_Dataset entries_
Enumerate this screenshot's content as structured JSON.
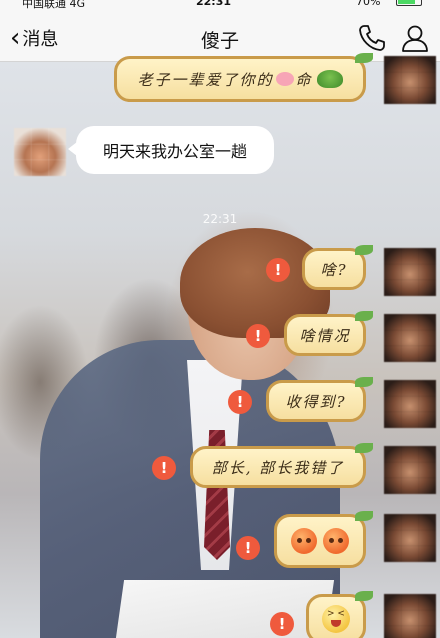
{
  "status_bar": {
    "carrier": "中国联通 4G",
    "time": "22:31",
    "battery": "70%"
  },
  "nav": {
    "back_label": "消息",
    "title": "傻子"
  },
  "icons": {
    "back": "chevron-left-icon",
    "call": "phone-icon",
    "profile": "person-icon",
    "error": "exclamation-icon"
  },
  "messages": {
    "top_sent": "老子一辈爱了你的",
    "top_sent_suffix": "命",
    "received": "明天来我办公室一趟",
    "timestamp": "22:31",
    "sent": [
      "啥?",
      "啥情况",
      "收得到?",
      "部长, 部长我错了"
    ]
  },
  "colors": {
    "error_red": "#ef5a3d",
    "bubble_fill": "#fff3c8",
    "bubble_border": "#c99b4a"
  }
}
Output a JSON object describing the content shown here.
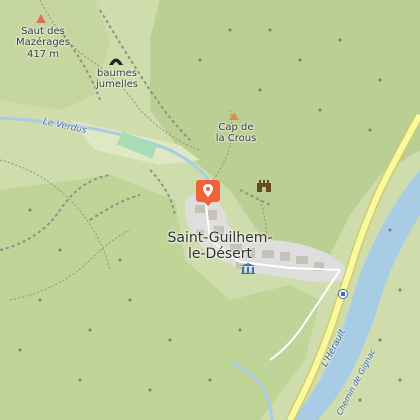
{
  "map": {
    "colors": {
      "land": "#cfdcab",
      "forest": "#b9cf93",
      "scrub": "#c6d6a0",
      "water": "#a9cce6",
      "river_text": "#3f6fae",
      "road_major": "#f7fa9e",
      "road_casing": "#d6c96a",
      "built": "#dedede",
      "building": "#c7c1b8",
      "marker": "#f0623a"
    },
    "labels": {
      "saut_name": "Saut des\nMazérages",
      "saut_elev": "417 m",
      "baumes": "baumes\njumelles",
      "le_verdus": "Le Verdus",
      "cap_crous": "Cap de\nla Crous",
      "town": "Saint-Guilhem-\nle-Désert",
      "herault": "L'Hérault",
      "chemin": "Chemin de Gignac"
    },
    "icons": {
      "peak": "peak-triangle-icon",
      "cave": "cave-icon",
      "viewpoint": "viewpoint-icon",
      "castle": "castle-ruins-icon",
      "museum": "museum-icon",
      "bus_stop": "bus-stop-icon",
      "location_marker": "location-pin-icon"
    }
  }
}
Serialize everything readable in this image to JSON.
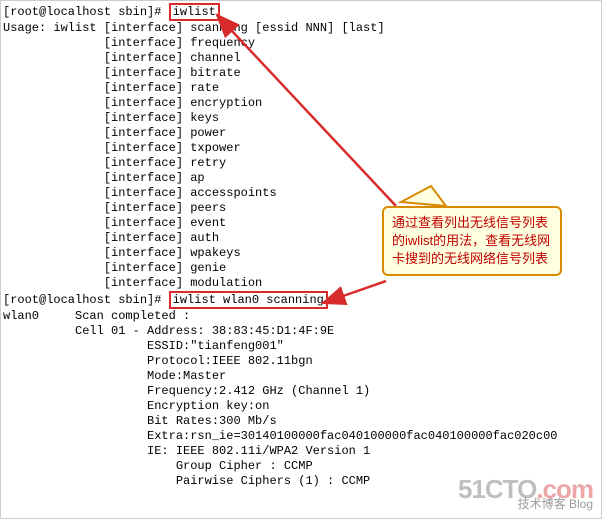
{
  "prompt1_prefix": "[root@localhost sbin]# ",
  "cmd1": "iwlist",
  "usage_line": "Usage: iwlist [interface] scanning [essid NNN] [last]",
  "options": [
    "[interface] frequency",
    "[interface] channel",
    "[interface] bitrate",
    "[interface] rate",
    "[interface] encryption",
    "[interface] keys",
    "[interface] power",
    "[interface] txpower",
    "[interface] retry",
    "[interface] ap",
    "[interface] accesspoints",
    "[interface] peers",
    "[interface] event",
    "[interface] auth",
    "[interface] wpakeys",
    "[interface] genie",
    "[interface] modulation"
  ],
  "prompt2_prefix": "[root@localhost sbin]# ",
  "cmd2": "iwlist wlan0 scanning",
  "scan_header": "wlan0     Scan completed :",
  "cell_header": "          Cell 01 - Address: 38:83:45:D1:4F:9E",
  "cell_details": [
    "                    ESSID:\"tianfeng001\"",
    "                    Protocol:IEEE 802.11bgn",
    "                    Mode:Master",
    "                    Frequency:2.412 GHz (Channel 1)",
    "                    Encryption key:on",
    "                    Bit Rates:300 Mb/s",
    "                    Extra:rsn_ie=30140100000fac040100000fac040100000fac020c00",
    "                    IE: IEEE 802.11i/WPA2 Version 1",
    "                        Group Cipher : CCMP",
    "                        Pairwise Ciphers (1) : CCMP"
  ],
  "callout_text": "通过查看列出无线信号列表的iwlist的用法，查看无线网卡搜到的无线网络信号列表",
  "watermark_main": "51CTO",
  "watermark_suffix": ".com",
  "watermark_sub": "技术博客    Blog"
}
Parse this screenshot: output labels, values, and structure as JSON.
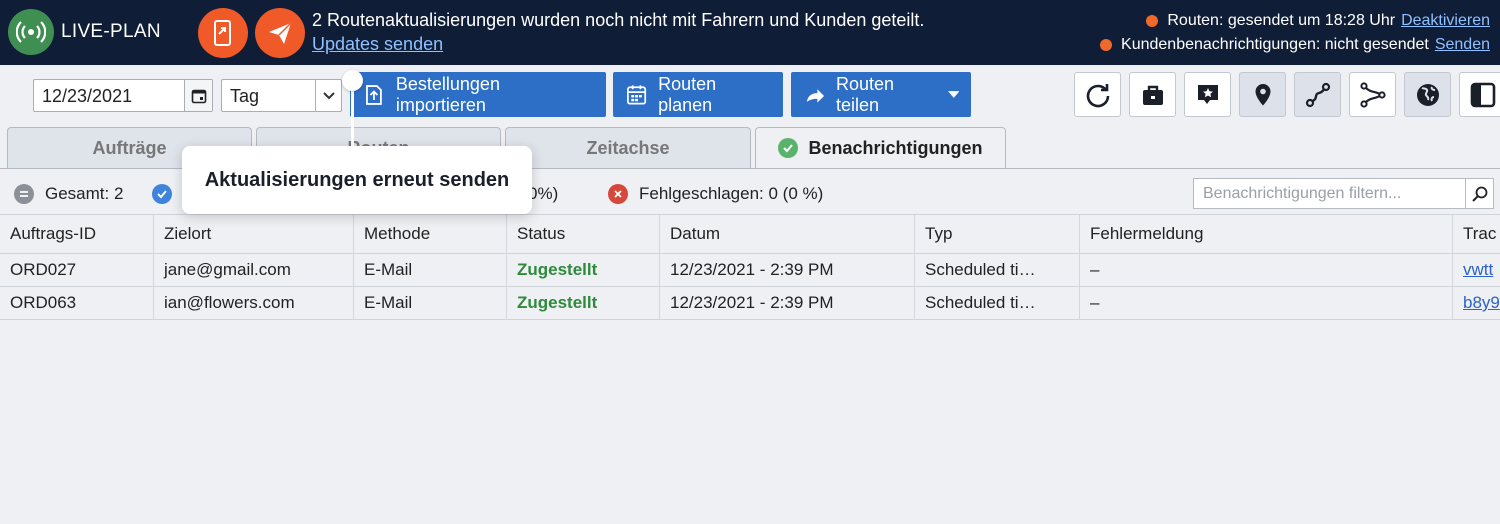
{
  "banner": {
    "app_name": "LIVE-PLAN",
    "message": "2 Routenaktualisierungen wurden noch nicht mit Fahrern und Kunden geteilt.",
    "action_link": "Updates senden",
    "routes_status": "Routen: gesendet um 18:28 Uhr",
    "routes_action": "Deaktivieren",
    "customer_status": "Kundenbenachrichtigungen: nicht gesendet",
    "customer_action": "Senden"
  },
  "toolbar": {
    "date_value": "12/23/2021",
    "view_select": "Tag",
    "import_label": "Bestellungen importieren",
    "plan_label": "Routen planen",
    "share_label": "Routen teilen"
  },
  "tabs": [
    "Aufträge",
    "Routen",
    "Zeitachse",
    "Benachrichtigungen"
  ],
  "summary": {
    "total": "Gesamt: 2",
    "delivered": "0%)",
    "failed": "Fehlgeschlagen: 0 (0 %)",
    "filter_placeholder": "Benachrichtigungen filtern..."
  },
  "table": {
    "columns": [
      "Auftrags-ID",
      "Zielort",
      "Methode",
      "Status",
      "Datum",
      "Typ",
      "Fehlermeldung",
      "Trac"
    ],
    "rows": [
      [
        "ORD027",
        "jane@gmail.com",
        "E-Mail",
        "Zugestellt",
        "12/23/2021 - 2:39 PM",
        "Scheduled ti…",
        "–",
        "vwtt"
      ],
      [
        "ORD063",
        "ian@flowers.com",
        "E-Mail",
        "Zugestellt",
        "12/23/2021 - 2:39 PM",
        "Scheduled ti…",
        "–",
        "b8y9"
      ]
    ]
  },
  "tooltip": {
    "text": "Aktualisierungen erneut senden"
  },
  "colors": {
    "banner_bg": "#0f1d36",
    "accent_orange": "#ef5a28",
    "primary_blue": "#2d6fc6",
    "status_green": "#2f8a3c"
  }
}
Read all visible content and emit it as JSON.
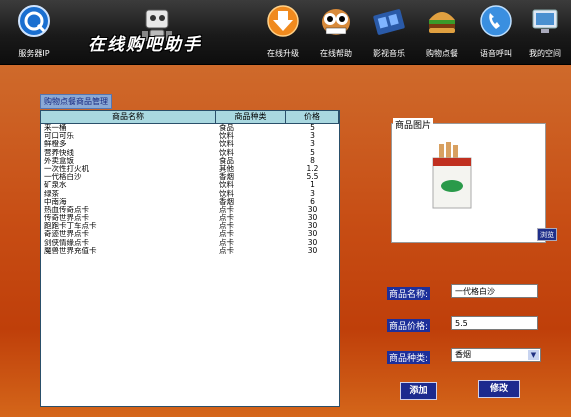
{
  "toolbar": {
    "service_label": "服务器IP",
    "brand_title": "在线购吧助手",
    "items": [
      {
        "label": "在线升级",
        "icon": "download-arrow-icon"
      },
      {
        "label": "在线帮助",
        "icon": "owl-help-icon"
      },
      {
        "label": "影视音乐",
        "icon": "film-reel-icon"
      },
      {
        "label": "购物点餐",
        "icon": "burger-icon"
      },
      {
        "label": "语音呼叫",
        "icon": "voice-call-icon"
      },
      {
        "label": "我的空间",
        "icon": "my-space-icon"
      }
    ]
  },
  "panel": {
    "title": "购物点餐商品管理",
    "columns": [
      "商品名称",
      "商品种类",
      "价格"
    ],
    "rows": [
      [
        "来一桶",
        "食品",
        "5"
      ],
      [
        "可口可乐",
        "饮料",
        "3"
      ],
      [
        "鲜橙多",
        "饮料",
        "3"
      ],
      [
        "营养快线",
        "饮料",
        "5"
      ],
      [
        "外卖盒饭",
        "食品",
        "8"
      ],
      [
        "一次性打火机",
        "其他",
        "1.2"
      ],
      [
        "一代格白沙",
        "香烟",
        "5.5"
      ],
      [
        "矿泉水",
        "饮料",
        "1"
      ],
      [
        "绿茶",
        "饮料",
        "3"
      ],
      [
        "中南海",
        "香烟",
        "6"
      ],
      [
        "热血传奇点卡",
        "点卡",
        "30"
      ],
      [
        "传奇世界点卡",
        "点卡",
        "30"
      ],
      [
        "跑跑卡丁车点卡",
        "点卡",
        "30"
      ],
      [
        "奇迹世界点卡",
        "点卡",
        "30"
      ],
      [
        "剑侠情缘点卡",
        "点卡",
        "30"
      ],
      [
        "魔兽世界充值卡",
        "点卡",
        "30"
      ]
    ]
  },
  "picture": {
    "label": "商品图片",
    "browse_label": "浏览"
  },
  "form": {
    "name_label": "商品名称:",
    "name_value": "一代格白沙",
    "price_label": "商品价格:",
    "price_value": "5.5",
    "category_label": "商品种类:",
    "category_value": "香烟"
  },
  "actions": {
    "add_label": "添加",
    "edit_label": "修改"
  }
}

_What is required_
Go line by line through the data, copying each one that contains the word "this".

_Your solution_
Enumerate this screenshot's content as structured JSON.
Serialize everything readable in this image to JSON.
Parse this screenshot: output labels, values, and structure as JSON.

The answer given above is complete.